Between them, Matsunaka, Arai (43), Iwamura (30) and Wada (27) hit 146 home runs and drove in 386 runs.
That would make some kind of middle-of-the-lineup production.
Mariners right fielder Ichiro Suzuki -- the first position player from Japan to come to the Major Leagues and perform at an All-Star level -- joins right-handed reliever Akinori Otsuka of the Padres and White Sox second baseman Tadahito Iguchi on the list of potential players.
Yankees outfielder Hideki Matsui is not on the list, but he still may decide to play.
The inclusion of four Japanese Major Leaguers brings to more than 180 the number of MLB players that have committed to playing in the three-week event, which begins March 3 at the Tokyo Dome and ends with the championship game on March 20 at PETCO Park in San Diego.
Oh is the all-time king with 868 career home runs and is currently a manager for the Softbank Hawks. Kazuhiro Takeda is the pitching coach, Hatsuhiko Tsuji is the infield coach and Yasunori Ohshima is the hitting coach.

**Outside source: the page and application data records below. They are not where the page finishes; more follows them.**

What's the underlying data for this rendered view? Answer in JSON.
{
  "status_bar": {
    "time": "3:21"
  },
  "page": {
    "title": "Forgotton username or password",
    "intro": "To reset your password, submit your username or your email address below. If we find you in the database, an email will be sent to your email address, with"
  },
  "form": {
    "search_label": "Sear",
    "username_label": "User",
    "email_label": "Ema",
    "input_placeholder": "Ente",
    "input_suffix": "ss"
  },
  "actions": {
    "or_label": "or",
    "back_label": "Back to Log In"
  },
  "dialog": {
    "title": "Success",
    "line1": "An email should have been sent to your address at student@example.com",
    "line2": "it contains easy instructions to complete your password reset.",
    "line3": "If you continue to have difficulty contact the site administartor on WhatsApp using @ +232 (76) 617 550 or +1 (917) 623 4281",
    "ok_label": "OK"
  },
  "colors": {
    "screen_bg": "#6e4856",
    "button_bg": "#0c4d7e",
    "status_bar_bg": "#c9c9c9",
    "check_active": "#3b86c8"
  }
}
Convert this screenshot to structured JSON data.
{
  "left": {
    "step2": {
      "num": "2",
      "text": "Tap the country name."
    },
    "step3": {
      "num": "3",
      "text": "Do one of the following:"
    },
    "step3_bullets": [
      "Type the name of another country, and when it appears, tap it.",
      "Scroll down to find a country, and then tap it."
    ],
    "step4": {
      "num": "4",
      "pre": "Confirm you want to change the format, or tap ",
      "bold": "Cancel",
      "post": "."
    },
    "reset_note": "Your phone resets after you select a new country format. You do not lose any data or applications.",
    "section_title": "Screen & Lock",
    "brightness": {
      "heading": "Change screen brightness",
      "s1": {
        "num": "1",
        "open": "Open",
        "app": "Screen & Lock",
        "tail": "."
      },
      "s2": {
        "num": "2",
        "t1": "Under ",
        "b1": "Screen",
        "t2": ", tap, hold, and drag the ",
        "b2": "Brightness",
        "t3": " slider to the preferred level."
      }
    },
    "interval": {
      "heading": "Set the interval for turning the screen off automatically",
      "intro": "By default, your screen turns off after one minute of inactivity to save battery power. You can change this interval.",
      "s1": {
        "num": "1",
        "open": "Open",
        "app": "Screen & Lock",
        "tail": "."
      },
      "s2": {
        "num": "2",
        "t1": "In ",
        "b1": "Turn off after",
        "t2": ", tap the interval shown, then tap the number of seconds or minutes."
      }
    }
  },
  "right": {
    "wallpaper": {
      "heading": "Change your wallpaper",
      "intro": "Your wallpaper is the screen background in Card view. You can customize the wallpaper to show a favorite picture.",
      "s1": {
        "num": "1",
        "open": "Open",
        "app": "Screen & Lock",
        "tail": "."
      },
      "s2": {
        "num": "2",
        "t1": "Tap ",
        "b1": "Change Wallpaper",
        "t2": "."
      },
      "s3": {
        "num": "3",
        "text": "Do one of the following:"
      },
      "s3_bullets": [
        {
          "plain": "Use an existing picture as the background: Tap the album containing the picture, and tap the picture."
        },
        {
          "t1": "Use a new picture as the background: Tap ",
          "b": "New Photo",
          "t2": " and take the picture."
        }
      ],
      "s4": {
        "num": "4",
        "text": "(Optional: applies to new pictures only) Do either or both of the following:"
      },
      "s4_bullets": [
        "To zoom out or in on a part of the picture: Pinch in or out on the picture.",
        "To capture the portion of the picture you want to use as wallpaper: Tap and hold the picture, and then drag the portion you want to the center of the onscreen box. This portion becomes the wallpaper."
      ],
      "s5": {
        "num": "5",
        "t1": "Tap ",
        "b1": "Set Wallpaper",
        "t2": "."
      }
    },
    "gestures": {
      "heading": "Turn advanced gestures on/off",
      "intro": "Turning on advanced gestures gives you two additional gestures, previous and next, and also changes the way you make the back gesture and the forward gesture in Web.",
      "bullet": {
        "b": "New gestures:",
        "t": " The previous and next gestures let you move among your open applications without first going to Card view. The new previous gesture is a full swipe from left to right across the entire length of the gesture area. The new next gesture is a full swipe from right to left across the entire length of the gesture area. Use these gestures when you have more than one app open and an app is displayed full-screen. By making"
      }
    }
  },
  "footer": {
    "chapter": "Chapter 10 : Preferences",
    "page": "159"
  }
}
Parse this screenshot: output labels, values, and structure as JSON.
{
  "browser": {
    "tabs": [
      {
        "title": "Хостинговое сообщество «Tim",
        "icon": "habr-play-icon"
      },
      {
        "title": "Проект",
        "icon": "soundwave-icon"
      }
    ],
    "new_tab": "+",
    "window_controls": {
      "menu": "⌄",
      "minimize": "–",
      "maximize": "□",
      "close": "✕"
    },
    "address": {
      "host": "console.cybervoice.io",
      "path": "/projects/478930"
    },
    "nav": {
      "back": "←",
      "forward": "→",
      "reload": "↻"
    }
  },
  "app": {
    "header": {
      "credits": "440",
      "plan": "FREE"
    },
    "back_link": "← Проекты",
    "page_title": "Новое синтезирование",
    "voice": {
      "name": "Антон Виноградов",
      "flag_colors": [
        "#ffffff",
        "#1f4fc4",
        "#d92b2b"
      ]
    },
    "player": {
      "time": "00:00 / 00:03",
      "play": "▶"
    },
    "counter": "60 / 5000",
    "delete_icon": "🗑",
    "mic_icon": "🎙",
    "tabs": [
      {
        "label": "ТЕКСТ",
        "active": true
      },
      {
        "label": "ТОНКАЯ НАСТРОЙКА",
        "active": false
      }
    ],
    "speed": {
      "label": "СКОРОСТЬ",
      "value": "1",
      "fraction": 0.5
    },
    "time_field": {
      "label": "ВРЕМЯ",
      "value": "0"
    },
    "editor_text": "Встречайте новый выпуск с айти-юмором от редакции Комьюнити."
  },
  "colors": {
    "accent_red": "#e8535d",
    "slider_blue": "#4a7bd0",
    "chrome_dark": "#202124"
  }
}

Toshiya Sugiuchi, who compiled an 18-4 record and 2.11 ERA for the Hawks during the 2005 season, leads the list of potential pitchers available to Oh. Shunsuke Watanabe of the Chiba Lotte Marines (15-4, 2.17 ERA) also is on the list of prospective hurlers. Both played for teams in the Pacific League.
Central League standout pitchers on the list include Hiroki Kuroda, who was 15-12 with a 3.17 ERA for the Carp, and Koji Uehara of the Yomiuri Giants. He had a record of 9-12 and a 3.13 ERA last season.
Ichiro, who starred for the Orix BlueWave for 10 years before joining the Mariners in 2001, finished the 2005 season with 206 hits, 15 homers, 68 RBIs and a .303 batting average. He's amassed at least 200 hits in each of his five Major League seasons.
Iguchi batted .278 with 15 home runs and drove in 71 runs for the World Series champion White Sox, and he was a star in the postseason.
Each team's ultimate 30-man roster must be finalized 24 hours prior to the start of the tournament.
Final rosters must include a minimum of 13 pitchers and three catchers. MLB has committed to 60 percent of the players having either a Major League or Minor League contract. The breakdown would be no more than 10 players on the 25-man roster of each Major League team and four more from the expanded 40-man rosters, said Paul Archey, MLB's vice president of international baseball operations.